Chris Rock’s Grammy-winning comedy album, “Roll with the New,” has already sold 187,000 copies. And a few other top comedians are doing even better: Adam Sandler sold more than 1 million copies of “What the Hell Happened to Me?” and Jeff Foxworthy’s “You Might be a Redneck If…” and “Games Rednecks Play” each sold 2.3 million. But when it comes to overall sales of comedy albums, there’s little to laugh about.
“Fifteen years ago, comedy records were a big deal,” says Scott Levin, director of marketing for the Musicland chain. “But with the growth of cable and satellite TV, people can see comedy any single day of the week.” Responding to the comedy glut in the late ’80s, record labels began giving comedians the hook. “It became the conventional wisdom that comedy records would no longer sell,” says Ted Myers, A&R manager for Rhino records.
In the face of low sales, Rhino has concentrated on rereleasing classics from such stars as Robert Klein, Albert Brooks and Bob Newhart. “We felt it was almost an obligation, if not a labor of love, to resurrect these,” says Myers.

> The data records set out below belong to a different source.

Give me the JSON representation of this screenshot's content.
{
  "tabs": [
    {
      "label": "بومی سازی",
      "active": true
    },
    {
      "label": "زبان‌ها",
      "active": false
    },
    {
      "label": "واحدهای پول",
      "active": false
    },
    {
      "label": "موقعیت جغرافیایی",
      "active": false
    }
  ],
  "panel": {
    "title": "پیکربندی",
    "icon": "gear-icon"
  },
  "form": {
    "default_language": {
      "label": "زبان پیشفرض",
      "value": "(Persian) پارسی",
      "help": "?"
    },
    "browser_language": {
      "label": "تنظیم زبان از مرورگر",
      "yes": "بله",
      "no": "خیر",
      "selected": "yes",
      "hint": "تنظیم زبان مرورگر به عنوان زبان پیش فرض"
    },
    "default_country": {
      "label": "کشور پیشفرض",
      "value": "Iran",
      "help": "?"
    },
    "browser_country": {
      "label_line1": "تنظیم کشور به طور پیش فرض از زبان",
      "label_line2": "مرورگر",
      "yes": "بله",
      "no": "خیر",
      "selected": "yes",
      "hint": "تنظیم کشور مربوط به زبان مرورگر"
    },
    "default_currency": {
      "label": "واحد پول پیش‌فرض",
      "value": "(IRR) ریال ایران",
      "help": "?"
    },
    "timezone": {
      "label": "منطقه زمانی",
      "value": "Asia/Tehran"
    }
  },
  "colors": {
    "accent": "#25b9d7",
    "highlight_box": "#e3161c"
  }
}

Some of these records have performed well, like a four-CD box set of the “2000 Year Old Man” records by Mel Brooks and Carl Reiner, which has sold 30,000 copies. But most tend to sell in the 8,000-15,000 range. “These older records cater to such a small audience,” says Musicland’s Levin. “I’m 39, and if you’re not at least that old, the thing you might know about Bob Newhart is that he’s the spokesperson for Norwest banks.”
Buyers may have lost interest in comedy albums, but comics have not. “I became a stand-up because of comedy records,” says comedian/actor Dana Gould (“Working”), who just released his first album “Fun House.” “My older brother had the first two George Carlin albums when I was in about fifth or sixth grade, and I just played the grooves off them.”
Gould, 33, a stand-up since 1982, has performed in four of his own HBO specials. Yet he’s convinced that his CD is the purest legacy of his comedy: “People look at my special from four years ago, and the material was funny. But what people say is, ‘Oh God, look, you’ve got sideburns!’ But if you listen to a George Carlin album, you’re not distracted by the fact that he’s wearing bellbottoms. You just hear the fantastic material.”